*** Opening THE INPUT ***

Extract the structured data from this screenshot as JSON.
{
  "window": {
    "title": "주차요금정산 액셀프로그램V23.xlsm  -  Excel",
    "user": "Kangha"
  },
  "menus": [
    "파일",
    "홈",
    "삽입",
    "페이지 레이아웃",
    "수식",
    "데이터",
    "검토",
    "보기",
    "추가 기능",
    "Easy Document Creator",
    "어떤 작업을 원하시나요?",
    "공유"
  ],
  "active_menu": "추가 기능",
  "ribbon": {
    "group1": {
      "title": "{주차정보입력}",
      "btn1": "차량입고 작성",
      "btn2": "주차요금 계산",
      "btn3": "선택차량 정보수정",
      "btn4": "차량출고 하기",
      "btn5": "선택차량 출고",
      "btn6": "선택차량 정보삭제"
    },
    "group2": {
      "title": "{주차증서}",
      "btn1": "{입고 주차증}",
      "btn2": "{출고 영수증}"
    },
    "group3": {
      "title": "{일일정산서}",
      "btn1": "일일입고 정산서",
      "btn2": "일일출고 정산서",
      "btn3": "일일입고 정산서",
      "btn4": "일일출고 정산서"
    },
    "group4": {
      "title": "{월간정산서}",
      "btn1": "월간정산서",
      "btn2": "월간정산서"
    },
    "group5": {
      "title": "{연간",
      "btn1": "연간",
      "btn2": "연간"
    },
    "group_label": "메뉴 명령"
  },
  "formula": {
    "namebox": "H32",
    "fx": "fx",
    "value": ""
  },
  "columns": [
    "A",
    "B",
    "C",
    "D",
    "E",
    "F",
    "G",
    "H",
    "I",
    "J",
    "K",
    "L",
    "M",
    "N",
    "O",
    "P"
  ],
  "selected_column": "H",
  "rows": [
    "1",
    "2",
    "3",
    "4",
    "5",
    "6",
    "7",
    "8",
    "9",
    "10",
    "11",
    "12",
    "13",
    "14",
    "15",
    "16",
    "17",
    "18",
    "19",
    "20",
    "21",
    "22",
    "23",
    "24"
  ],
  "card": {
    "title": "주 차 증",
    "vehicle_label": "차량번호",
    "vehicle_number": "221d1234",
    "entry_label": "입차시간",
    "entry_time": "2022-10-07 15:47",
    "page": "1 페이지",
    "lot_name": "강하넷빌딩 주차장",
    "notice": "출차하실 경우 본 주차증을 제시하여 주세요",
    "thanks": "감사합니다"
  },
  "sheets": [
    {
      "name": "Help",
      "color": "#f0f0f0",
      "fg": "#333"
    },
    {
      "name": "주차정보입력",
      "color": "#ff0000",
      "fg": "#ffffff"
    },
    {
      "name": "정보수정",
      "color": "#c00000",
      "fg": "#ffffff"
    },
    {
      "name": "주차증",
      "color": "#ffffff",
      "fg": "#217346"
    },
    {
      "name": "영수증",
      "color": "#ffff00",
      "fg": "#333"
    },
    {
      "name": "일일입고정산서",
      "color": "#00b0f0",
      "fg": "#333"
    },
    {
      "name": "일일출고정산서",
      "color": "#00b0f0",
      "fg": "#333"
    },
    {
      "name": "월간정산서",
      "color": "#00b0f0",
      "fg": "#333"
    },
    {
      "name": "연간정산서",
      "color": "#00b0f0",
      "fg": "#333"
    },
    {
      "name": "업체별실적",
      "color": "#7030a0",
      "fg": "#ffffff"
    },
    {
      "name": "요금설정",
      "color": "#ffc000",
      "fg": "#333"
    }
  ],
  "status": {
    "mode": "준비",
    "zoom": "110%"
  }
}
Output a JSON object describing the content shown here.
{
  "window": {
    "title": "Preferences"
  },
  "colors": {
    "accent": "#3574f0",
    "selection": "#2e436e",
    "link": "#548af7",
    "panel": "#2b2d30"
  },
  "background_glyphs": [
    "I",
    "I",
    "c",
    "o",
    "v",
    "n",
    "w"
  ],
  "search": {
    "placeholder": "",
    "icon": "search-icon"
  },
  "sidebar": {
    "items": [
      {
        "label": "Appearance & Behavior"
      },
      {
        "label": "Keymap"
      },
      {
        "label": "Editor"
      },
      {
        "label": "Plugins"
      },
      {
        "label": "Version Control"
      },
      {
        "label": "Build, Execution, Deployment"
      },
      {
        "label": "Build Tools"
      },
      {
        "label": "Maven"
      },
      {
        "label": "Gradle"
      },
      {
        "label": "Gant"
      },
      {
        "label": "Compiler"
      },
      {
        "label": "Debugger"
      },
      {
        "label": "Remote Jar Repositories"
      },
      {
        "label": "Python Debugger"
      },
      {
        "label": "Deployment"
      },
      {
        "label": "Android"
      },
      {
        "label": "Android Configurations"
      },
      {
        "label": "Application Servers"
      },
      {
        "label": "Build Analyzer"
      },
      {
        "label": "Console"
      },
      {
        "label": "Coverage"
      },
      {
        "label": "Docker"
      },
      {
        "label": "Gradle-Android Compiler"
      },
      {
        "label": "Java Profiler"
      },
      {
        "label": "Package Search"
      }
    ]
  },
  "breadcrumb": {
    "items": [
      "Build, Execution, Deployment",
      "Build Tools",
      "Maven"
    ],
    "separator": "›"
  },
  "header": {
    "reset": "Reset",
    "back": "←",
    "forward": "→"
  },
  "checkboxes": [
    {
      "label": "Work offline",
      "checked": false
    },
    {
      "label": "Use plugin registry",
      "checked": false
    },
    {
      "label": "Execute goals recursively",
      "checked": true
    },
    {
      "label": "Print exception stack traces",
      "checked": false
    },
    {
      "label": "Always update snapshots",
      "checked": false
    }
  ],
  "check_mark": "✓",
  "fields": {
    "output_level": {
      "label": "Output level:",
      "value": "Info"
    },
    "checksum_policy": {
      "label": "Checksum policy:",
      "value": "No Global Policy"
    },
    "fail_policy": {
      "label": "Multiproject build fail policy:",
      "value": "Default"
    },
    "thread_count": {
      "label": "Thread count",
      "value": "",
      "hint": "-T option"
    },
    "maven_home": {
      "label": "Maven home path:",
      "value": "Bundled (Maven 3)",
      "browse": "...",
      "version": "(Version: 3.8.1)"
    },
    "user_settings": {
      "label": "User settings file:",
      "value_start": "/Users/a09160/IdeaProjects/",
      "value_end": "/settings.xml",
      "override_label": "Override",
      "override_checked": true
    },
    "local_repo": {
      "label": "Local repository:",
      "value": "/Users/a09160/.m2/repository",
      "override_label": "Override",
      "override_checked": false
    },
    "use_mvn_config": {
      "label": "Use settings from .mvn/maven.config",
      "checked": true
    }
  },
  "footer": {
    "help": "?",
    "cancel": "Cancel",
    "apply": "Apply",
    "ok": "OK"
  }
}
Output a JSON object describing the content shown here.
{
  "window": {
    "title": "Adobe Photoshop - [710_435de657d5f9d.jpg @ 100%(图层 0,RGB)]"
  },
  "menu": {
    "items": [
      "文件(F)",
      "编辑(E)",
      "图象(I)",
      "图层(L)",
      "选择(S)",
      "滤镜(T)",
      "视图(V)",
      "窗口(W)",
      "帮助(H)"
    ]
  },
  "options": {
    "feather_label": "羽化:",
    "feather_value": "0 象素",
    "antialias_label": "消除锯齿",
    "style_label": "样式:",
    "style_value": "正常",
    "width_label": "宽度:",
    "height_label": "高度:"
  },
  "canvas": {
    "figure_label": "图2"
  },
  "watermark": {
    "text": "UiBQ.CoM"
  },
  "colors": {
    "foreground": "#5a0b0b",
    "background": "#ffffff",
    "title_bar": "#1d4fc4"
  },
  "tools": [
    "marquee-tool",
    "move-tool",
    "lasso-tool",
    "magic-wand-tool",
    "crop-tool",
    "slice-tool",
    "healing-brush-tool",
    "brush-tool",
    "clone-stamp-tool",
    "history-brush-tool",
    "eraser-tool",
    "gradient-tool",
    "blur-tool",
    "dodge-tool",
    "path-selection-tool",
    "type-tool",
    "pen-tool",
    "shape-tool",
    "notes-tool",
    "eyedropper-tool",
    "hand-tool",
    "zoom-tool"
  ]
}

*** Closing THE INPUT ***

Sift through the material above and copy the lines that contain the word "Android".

**RESPONSE BELOW**:
        "label": "Android"
        "label": "Android Configurations"
        "label": "Gradle-Android Compiler"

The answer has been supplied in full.